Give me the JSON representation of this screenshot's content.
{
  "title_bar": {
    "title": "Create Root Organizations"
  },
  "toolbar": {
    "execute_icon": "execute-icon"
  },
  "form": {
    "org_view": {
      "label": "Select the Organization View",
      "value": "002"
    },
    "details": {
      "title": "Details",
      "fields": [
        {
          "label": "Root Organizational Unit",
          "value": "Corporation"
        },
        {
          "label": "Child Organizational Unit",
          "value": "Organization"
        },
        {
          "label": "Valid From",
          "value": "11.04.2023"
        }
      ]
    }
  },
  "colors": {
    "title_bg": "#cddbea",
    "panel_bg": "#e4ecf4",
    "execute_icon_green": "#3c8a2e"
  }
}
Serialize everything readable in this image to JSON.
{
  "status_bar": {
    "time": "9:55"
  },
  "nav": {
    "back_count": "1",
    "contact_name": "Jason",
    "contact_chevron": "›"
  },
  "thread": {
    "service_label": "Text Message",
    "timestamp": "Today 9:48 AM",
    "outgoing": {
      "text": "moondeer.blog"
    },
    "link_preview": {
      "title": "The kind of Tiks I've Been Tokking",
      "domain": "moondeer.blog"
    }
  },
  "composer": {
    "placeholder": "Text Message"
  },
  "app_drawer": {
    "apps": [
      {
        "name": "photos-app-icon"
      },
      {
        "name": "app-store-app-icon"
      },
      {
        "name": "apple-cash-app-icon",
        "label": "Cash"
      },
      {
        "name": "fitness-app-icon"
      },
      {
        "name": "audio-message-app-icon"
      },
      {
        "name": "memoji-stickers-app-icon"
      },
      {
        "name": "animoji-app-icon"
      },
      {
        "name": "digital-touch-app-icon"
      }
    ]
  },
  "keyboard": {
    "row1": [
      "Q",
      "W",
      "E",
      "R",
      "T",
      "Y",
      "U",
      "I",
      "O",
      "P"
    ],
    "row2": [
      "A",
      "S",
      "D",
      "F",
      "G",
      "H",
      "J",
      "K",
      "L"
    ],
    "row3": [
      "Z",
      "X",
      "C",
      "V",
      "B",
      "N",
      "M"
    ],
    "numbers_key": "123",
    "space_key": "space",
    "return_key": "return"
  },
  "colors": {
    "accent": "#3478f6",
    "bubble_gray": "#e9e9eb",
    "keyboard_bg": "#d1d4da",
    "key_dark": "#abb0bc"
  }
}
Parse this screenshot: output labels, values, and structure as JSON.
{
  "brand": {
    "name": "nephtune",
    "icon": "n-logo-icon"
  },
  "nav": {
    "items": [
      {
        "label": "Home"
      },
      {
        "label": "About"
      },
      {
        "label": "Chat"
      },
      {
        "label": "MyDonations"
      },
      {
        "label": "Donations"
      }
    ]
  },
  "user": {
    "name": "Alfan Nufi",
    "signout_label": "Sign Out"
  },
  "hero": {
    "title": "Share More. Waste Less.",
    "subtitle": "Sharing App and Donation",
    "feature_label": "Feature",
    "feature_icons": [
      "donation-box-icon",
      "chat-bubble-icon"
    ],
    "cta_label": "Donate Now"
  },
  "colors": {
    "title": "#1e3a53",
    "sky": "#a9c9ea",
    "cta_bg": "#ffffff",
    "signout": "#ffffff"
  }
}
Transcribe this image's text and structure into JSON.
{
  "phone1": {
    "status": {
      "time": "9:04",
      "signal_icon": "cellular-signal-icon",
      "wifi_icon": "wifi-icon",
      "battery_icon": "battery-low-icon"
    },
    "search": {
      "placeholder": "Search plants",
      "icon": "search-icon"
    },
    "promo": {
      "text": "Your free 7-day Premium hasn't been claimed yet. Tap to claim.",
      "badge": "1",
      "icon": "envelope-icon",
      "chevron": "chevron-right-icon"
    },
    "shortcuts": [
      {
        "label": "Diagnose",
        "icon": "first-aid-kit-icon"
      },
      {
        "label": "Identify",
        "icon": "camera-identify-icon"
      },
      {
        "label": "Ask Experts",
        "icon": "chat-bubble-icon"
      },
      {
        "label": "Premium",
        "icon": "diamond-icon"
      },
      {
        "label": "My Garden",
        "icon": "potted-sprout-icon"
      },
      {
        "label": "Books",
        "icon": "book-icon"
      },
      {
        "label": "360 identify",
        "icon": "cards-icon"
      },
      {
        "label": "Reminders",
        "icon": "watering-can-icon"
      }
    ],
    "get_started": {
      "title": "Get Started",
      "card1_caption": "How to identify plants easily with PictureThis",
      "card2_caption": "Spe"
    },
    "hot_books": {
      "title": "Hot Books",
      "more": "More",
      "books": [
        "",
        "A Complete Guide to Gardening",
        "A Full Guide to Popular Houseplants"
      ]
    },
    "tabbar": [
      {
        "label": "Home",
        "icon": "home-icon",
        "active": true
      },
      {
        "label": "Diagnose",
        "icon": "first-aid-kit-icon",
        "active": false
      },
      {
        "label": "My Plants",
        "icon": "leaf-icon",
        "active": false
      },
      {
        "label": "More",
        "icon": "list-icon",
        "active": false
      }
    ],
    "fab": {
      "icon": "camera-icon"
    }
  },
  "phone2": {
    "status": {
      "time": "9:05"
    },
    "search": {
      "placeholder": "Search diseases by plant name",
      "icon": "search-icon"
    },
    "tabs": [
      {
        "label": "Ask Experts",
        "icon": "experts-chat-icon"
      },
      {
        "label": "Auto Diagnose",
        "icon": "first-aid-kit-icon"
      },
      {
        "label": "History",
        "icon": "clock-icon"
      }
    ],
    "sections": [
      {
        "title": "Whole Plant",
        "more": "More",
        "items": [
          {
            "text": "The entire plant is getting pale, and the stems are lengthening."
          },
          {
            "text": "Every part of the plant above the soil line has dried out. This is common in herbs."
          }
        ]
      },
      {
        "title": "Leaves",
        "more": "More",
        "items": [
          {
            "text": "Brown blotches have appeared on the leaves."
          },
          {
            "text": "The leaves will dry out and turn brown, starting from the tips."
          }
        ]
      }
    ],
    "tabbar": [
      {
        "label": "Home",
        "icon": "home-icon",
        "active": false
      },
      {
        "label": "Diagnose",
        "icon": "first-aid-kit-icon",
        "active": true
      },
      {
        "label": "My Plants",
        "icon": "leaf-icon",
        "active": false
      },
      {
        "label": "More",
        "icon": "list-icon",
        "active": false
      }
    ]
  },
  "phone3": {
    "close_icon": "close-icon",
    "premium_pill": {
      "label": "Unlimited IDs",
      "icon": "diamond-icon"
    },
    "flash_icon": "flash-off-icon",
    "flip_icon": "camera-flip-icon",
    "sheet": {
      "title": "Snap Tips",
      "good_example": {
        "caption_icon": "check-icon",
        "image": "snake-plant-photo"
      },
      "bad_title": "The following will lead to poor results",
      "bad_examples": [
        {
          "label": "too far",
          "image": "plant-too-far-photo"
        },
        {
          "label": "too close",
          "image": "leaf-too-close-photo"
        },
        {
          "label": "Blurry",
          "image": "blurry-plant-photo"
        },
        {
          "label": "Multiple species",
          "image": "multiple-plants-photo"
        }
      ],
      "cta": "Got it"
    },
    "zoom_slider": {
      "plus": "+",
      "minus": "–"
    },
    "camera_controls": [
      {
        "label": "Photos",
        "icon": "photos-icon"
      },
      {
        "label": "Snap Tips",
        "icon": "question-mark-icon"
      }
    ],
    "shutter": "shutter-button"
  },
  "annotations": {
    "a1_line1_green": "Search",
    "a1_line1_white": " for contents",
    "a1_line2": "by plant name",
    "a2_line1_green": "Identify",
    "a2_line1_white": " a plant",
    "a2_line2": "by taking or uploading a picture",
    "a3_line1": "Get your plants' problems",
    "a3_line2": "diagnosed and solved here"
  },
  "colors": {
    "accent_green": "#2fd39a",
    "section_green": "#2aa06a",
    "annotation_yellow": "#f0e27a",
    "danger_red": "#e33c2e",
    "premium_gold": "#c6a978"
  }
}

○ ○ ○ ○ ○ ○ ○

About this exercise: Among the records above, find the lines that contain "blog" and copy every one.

Solution:
      "text": "moondeer.blog"
      "domain": "moondeer.blog"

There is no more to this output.